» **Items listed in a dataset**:
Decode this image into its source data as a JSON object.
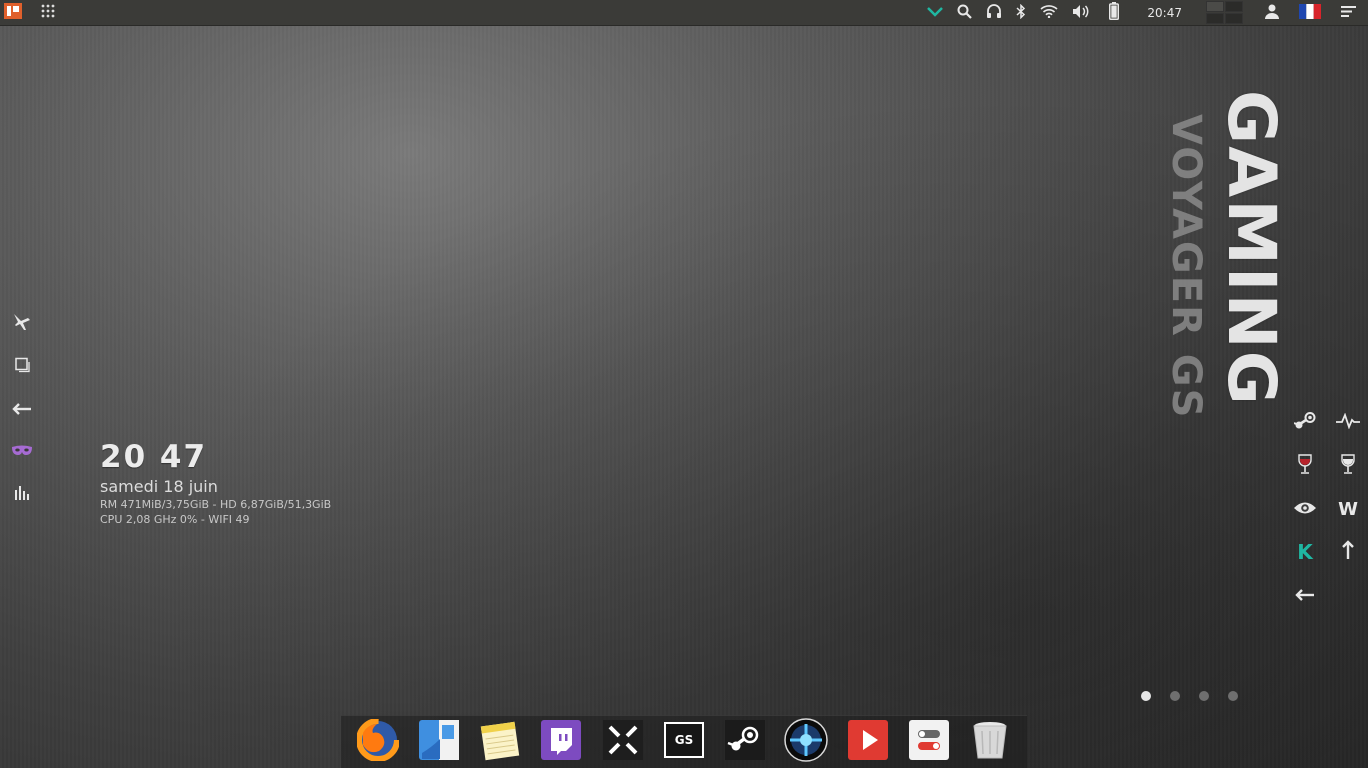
{
  "top_panel": {
    "apps_menu_icon": "app-menu-icon",
    "grid_icon": "apps-grid-icon",
    "indicators": [
      "chevron-down-icon",
      "search-icon",
      "headphones-icon",
      "bluetooth-icon",
      "wifi-icon",
      "volume-icon",
      "battery-icon"
    ],
    "clock": "20:47",
    "user_icon": "user-icon",
    "keyboard_layout_flag": "flag-fr-icon",
    "menu_icon": "panel-menu-icon"
  },
  "left_dock": [
    "airplane-icon",
    "window-icon",
    "arrow-left-icon",
    "mask-icon",
    "bar-chart-icon"
  ],
  "clock_widget": {
    "time": "20 47",
    "date": "samedi 18 juin",
    "memory_line": "RM 471MiB/3,75GiB - HD 6,87GiB/51,3GiB",
    "cpu_line": "CPU 2,08 GHz 0% - WIFI 49"
  },
  "branding": {
    "main": "GAMING",
    "sub": "VOYAGER GS"
  },
  "right_grid": {
    "items": [
      "steam-icon",
      "pulse-icon",
      "wine-icon",
      "wine-glass-icon",
      "eye-icon",
      "W",
      "K",
      "arrow-up-icon",
      "arrow-left-icon",
      ""
    ]
  },
  "page_dots": {
    "count": 4,
    "active": 0
  },
  "dock_apps": [
    "firefox",
    "finder",
    "notes",
    "twitch",
    "xbox-pad",
    "gamestats",
    "steam",
    "launcher",
    "video-player",
    "toggle-settings",
    "trash"
  ],
  "colors": {
    "panel_bg": "#3b3b38",
    "accent_teal": "#1fb7a2",
    "mask_purple": "#a66bd3"
  }
}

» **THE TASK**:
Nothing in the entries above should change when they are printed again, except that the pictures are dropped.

» **REPLY TO THE TASK**:
Decode this image into its source data as a JSON object.
{
  "top_panel": {
    "apps_menu_icon": "app-menu-icon",
    "grid_icon": "apps-grid-icon",
    "indicators": [
      "chevron-down-icon",
      "search-icon",
      "headphones-icon",
      "bluetooth-icon",
      "wifi-icon",
      "volume-icon",
      "battery-icon"
    ],
    "clock": "20:47",
    "user_icon": "user-icon",
    "keyboard_layout_flag": "flag-fr-icon",
    "menu_icon": "panel-menu-icon"
  },
  "left_dock": [
    "airplane-icon",
    "window-icon",
    "arrow-left-icon",
    "mask-icon",
    "bar-chart-icon"
  ],
  "clock_widget": {
    "time": "20 47",
    "date": "samedi 18 juin",
    "memory_line": "RM 471MiB/3,75GiB - HD 6,87GiB/51,3GiB",
    "cpu_line": "CPU 2,08 GHz 0% - WIFI 49"
  },
  "branding": {
    "main": "GAMING",
    "sub": "VOYAGER GS"
  },
  "right_grid": {
    "items": [
      "steam-icon",
      "pulse-icon",
      "wine-icon",
      "wine-glass-icon",
      "eye-icon",
      "W",
      "K",
      "arrow-up-icon",
      "arrow-left-icon",
      ""
    ]
  },
  "page_dots": {
    "count": 4,
    "active": 0
  },
  "dock_apps": [
    "firefox",
    "finder",
    "notes",
    "twitch",
    "xbox-pad",
    "gamestats",
    "steam",
    "launcher",
    "video-player",
    "toggle-settings",
    "trash"
  ],
  "colors": {
    "panel_bg": "#3b3b38",
    "accent_teal": "#1fb7a2",
    "mask_purple": "#a66bd3"
  }
}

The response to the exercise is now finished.